Lucy laughed. “You are merely a pretender,” Lucy replied.
“You dare mock me?” he boomed, his voice filling the room. “I am Lucifer, the Prince of Darkness, the Great Satan.”
“You are a fool,” she replied. “Lucifer does not suffer fools.” Her voice seemed to come from everywhere. “You have fallen for the lies told by your kind to estrange humanity from their guardian. You are merely a young wolf who has strayed too far from home and dares to challenge the lion in its den.”
“I am Lucifer,” he insisted as his true form revealed itself. He appeared rather squat and somewhat reminiscent of a toad with horns. The blue-eyed toad with horns rose up before her looking less like an escapee from a bad children’s fairy tale and more like a demon prince.
“He doesn’t look half bad for a demon,” Lucy thought. Lucy laughed and called out a name, “Mammon.”
The Prince of Darkness glared at her. “How dare you call upon an old one? He will not answer you, immortal.”
“Mammon, come rescue your child before I am forced to destroy him,” Lucy called out. And before the Prince of Darkness could object again, Mammon appeared. The elder demon towered above the Prince of Darkness at twice the younger demon’s height. His jet-black horns twisted down around his head, circling his ears. His white tusks ended just short of his eyes. His bright red eyes lit the room against the encroaching nightfall. His beard fell down to his waist, pinned to his chest by a multitude of gold chains.
“Lucifer, I am here,” Mammon announced, nodding slightly towards Lucy. Looking over the blue-eyed toad, Mammon declared, “This child is not mine. Do with him what you will.”
“This is a beautiful ballroom, don’t you think? I’d hate to bloody the tapestries or worse, burn them,” Lucy explained.
Mammon looked around the room and sighed. “You have a point, Lucifer. They are priceless artifacts. I could roll them up and donate them to a museum. Except for that one.” Mammon pointed to a tapestry on a far wall depicting an angel and a demon in battle for a mortal soul. “That one I want for my personal collection.”
Lucy studied the tapestry. “I remember that battle,” Lucy mused. “I remember you losing your sight from it.” Lucy turned to face Mammon. “How long did it take for you to recover?”
“I lost my eyes in that battle.
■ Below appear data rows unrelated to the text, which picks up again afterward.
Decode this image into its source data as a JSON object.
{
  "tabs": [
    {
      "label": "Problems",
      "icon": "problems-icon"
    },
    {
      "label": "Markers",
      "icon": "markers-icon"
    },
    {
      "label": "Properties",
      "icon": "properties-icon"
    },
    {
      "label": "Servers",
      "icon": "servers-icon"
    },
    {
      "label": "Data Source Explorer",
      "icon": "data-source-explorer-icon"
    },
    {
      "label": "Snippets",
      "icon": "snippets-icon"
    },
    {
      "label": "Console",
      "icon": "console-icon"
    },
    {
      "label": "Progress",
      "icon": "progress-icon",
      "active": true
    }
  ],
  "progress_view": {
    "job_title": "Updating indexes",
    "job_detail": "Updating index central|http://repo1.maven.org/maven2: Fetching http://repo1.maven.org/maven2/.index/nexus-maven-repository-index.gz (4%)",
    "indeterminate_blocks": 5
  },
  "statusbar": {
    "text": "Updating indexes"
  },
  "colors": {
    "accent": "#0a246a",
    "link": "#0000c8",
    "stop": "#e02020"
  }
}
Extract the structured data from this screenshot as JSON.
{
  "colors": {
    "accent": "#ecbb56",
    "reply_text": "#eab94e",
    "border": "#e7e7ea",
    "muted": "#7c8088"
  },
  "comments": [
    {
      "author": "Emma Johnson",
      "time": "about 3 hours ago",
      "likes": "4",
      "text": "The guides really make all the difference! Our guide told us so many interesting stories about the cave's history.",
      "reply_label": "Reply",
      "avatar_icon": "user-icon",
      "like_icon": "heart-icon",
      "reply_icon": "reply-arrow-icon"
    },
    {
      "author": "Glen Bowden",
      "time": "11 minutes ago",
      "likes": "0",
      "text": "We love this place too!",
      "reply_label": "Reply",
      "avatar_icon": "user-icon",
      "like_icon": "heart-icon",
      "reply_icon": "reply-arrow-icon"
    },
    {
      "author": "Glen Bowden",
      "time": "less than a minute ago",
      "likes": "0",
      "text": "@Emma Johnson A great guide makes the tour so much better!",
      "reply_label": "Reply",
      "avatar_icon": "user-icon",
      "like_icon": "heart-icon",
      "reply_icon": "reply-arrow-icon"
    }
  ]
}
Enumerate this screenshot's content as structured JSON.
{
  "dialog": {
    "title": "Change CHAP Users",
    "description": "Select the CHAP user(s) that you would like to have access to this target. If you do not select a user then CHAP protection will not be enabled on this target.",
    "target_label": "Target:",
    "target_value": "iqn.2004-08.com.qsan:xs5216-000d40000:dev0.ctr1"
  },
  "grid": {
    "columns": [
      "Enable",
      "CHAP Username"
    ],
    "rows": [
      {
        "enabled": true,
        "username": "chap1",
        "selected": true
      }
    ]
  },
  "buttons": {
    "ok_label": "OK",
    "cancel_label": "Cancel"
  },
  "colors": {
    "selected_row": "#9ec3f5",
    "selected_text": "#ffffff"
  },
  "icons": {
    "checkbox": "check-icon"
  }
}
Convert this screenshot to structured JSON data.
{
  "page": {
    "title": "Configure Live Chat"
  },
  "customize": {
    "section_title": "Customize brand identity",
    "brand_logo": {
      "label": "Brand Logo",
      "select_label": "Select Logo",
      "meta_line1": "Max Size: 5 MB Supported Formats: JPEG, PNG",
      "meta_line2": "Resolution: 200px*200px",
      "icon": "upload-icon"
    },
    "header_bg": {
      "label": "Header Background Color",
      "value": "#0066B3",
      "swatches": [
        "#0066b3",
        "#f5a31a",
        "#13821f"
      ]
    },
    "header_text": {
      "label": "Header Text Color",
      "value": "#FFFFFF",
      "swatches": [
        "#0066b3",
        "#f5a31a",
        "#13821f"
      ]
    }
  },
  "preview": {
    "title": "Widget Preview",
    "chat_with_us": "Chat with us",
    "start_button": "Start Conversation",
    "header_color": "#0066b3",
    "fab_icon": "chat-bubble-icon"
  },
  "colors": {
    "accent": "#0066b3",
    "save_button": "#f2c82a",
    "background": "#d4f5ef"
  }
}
They took nearly a millennium to grow back. And whatever happened to that soul we were fighting over?” Mammon scratched his chin.
“I had to destroy it, as had been my father’s command.” Lucy spoke sadly. “I hate destroying souls, unlike Michael or Gabriel who relish the task.”
“A pity. He would have made a great minion.” Mammon turned to the Prince of Darkness, “What is your name, child?”
“Luc…,” he started to say, but then corrected himself. “Asmodeal, child of Asmodeus, my Lord Mammon,” he said as he knelt before the elder demon.
“And you thought to challenge this immortal female over her use of the name Lucy Morgen?” Mammon asked.
Asmodeal kept his eyes upon the floor and answered, “Yes, my Lord Mammon.”
“And you did not think to ask if it was a good idea to go around challenging mortals over the use of a name that does not belong to our kind?” Mammon’s face had broken into a wide grin revealing his gold-capped teeth.
“No, my Lord Mammon, I did not ask anyone,” Asmodeal replied.
“I should kill you myself for the foolish risk you took. Had you angered Lucifer, she would have raged through Hell. We would all be licking our wounds and burning our dead in the aftermath.” The volume on Mammon’s voice raised with each sentence until the walls shook.
Asmodeal shrank away from Mammon’s admonitions. Mammon stared down at the small demon and declared, “I am done here. What you choose to do next determines your fate. Heed the warning, or not.” With those final words, Mammon vanished, leaving behind the tapestries.
“Would you like to consult with your father?” Lucy asked Asmodeal as he slipped back into human form. “I could summon him for you,” she offered.
“No,” John Smith replied. “He really would kill me for challenging you. I’m so sorry.”
“Well, now that that’s settled, I have a question,” Lucy spoke in a normal human voice. “What are the taxes like on a place this big?”